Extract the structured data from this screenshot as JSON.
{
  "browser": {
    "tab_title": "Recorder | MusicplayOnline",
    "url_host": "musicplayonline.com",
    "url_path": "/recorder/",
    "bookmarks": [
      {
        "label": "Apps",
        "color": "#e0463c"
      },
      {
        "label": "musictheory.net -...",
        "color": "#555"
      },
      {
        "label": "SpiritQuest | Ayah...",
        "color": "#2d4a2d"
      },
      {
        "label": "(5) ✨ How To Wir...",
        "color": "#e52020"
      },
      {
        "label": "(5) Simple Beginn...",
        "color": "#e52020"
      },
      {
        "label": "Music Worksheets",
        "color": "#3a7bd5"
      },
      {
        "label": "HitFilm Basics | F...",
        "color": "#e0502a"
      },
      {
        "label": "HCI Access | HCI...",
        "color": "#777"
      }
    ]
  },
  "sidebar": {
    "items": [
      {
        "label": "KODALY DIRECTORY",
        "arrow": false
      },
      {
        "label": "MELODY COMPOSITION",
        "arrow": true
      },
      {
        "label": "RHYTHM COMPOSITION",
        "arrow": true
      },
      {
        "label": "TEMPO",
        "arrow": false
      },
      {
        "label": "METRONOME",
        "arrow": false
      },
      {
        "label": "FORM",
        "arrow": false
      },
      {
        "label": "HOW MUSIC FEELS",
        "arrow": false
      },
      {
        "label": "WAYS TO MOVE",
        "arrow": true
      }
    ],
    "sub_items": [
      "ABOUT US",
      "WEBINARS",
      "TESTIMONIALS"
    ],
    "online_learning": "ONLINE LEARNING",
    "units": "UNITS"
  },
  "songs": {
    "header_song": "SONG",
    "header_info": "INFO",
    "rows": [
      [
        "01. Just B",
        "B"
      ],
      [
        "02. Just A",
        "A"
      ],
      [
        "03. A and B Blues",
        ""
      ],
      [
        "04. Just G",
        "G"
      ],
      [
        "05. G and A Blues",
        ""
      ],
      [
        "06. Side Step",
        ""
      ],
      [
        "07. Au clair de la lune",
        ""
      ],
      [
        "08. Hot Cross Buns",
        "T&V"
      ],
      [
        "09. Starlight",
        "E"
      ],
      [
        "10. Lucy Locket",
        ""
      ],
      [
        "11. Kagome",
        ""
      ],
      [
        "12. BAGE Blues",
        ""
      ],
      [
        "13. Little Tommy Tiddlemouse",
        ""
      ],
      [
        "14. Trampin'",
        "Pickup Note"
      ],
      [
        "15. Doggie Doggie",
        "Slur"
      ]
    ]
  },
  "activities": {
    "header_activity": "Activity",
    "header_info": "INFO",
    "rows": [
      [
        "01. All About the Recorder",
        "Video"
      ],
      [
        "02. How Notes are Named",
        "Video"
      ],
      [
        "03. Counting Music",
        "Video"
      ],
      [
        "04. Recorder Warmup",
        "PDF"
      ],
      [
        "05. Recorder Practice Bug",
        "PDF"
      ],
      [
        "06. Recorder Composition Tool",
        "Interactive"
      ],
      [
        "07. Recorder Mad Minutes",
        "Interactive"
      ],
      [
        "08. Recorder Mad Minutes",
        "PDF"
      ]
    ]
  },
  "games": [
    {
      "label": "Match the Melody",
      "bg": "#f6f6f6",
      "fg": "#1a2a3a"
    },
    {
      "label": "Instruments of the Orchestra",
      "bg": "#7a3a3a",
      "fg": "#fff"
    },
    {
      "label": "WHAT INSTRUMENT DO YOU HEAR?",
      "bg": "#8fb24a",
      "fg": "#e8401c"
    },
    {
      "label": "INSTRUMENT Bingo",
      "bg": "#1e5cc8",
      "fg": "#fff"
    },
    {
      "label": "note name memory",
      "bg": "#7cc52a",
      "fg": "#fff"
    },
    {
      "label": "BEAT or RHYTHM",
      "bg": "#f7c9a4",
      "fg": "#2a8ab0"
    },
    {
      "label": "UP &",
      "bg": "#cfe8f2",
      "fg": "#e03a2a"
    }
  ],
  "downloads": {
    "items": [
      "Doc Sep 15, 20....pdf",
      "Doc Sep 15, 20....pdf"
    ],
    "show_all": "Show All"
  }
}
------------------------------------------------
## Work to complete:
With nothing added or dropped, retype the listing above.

## Response area:
Extract the structured data from this screenshot as JSON.
{
  "browser": {
    "tab_title": "Recorder | MusicplayOnline",
    "url_host": "musicplayonline.com",
    "url_path": "/recorder/",
    "bookmarks": [
      {
        "label": "Apps",
        "color": "#e0463c"
      },
      {
        "label": "musictheory.net -...",
        "color": "#555"
      },
      {
        "label": "SpiritQuest | Ayah...",
        "color": "#2d4a2d"
      },
      {
        "label": "(5) ✨ How To Wir...",
        "color": "#e52020"
      },
      {
        "label": "(5) Simple Beginn...",
        "color": "#e52020"
      },
      {
        "label": "Music Worksheets",
        "color": "#3a7bd5"
      },
      {
        "label": "HitFilm Basics | F...",
        "color": "#e0502a"
      },
      {
        "label": "HCI Access | HCI...",
        "color": "#777"
      }
    ]
  },
  "sidebar": {
    "items": [
      {
        "label": "KODALY DIRECTORY",
        "arrow": false
      },
      {
        "label": "MELODY COMPOSITION",
        "arrow": true
      },
      {
        "label": "RHYTHM COMPOSITION",
        "arrow": true
      },
      {
        "label": "TEMPO",
        "arrow": false
      },
      {
        "label": "METRONOME",
        "arrow": false
      },
      {
        "label": "FORM",
        "arrow": false
      },
      {
        "label": "HOW MUSIC FEELS",
        "arrow": false
      },
      {
        "label": "WAYS TO MOVE",
        "arrow": true
      }
    ],
    "sub_items": [
      "ABOUT US",
      "WEBINARS",
      "TESTIMONIALS"
    ],
    "online_learning": "ONLINE LEARNING",
    "units": "UNITS"
  },
  "songs": {
    "header_song": "SONG",
    "header_info": "INFO",
    "rows": [
      [
        "01. Just B",
        "B"
      ],
      [
        "02. Just A",
        "A"
      ],
      [
        "03. A and B Blues",
        ""
      ],
      [
        "04. Just G",
        "G"
      ],
      [
        "05. G and A Blues",
        ""
      ],
      [
        "06. Side Step",
        ""
      ],
      [
        "07. Au clair de la lune",
        ""
      ],
      [
        "08. Hot Cross Buns",
        "T&V"
      ],
      [
        "09. Starlight",
        "E"
      ],
      [
        "10. Lucy Locket",
        ""
      ],
      [
        "11. Kagome",
        ""
      ],
      [
        "12. BAGE Blues",
        ""
      ],
      [
        "13. Little Tommy Tiddlemouse",
        ""
      ],
      [
        "14. Trampin'",
        "Pickup Note"
      ],
      [
        "15. Doggie Doggie",
        "Slur"
      ]
    ]
  },
  "activities": {
    "header_activity": "Activity",
    "header_info": "INFO",
    "rows": [
      [
        "01. All About the Recorder",
        "Video"
      ],
      [
        "02. How Notes are Named",
        "Video"
      ],
      [
        "03. Counting Music",
        "Video"
      ],
      [
        "04. Recorder Warmup",
        "PDF"
      ],
      [
        "05. Recorder Practice Bug",
        "PDF"
      ],
      [
        "06. Recorder Composition Tool",
        "Interactive"
      ],
      [
        "07. Recorder Mad Minutes",
        "Interactive"
      ],
      [
        "08. Recorder Mad Minutes",
        "PDF"
      ]
    ]
  },
  "games": [
    {
      "label": "Match the Melody",
      "bg": "#f6f6f6",
      "fg": "#1a2a3a"
    },
    {
      "label": "Instruments of the Orchestra",
      "bg": "#7a3a3a",
      "fg": "#fff"
    },
    {
      "label": "WHAT INSTRUMENT DO YOU HEAR?",
      "bg": "#8fb24a",
      "fg": "#e8401c"
    },
    {
      "label": "INSTRUMENT Bingo",
      "bg": "#1e5cc8",
      "fg": "#fff"
    },
    {
      "label": "note name memory",
      "bg": "#7cc52a",
      "fg": "#fff"
    },
    {
      "label": "BEAT or RHYTHM",
      "bg": "#f7c9a4",
      "fg": "#2a8ab0"
    },
    {
      "label": "UP &",
      "bg": "#cfe8f2",
      "fg": "#e03a2a"
    }
  ],
  "downloads": {
    "items": [
      "Doc Sep 15, 20....pdf",
      "Doc Sep 15, 20....pdf"
    ],
    "show_all": "Show All"
  }
}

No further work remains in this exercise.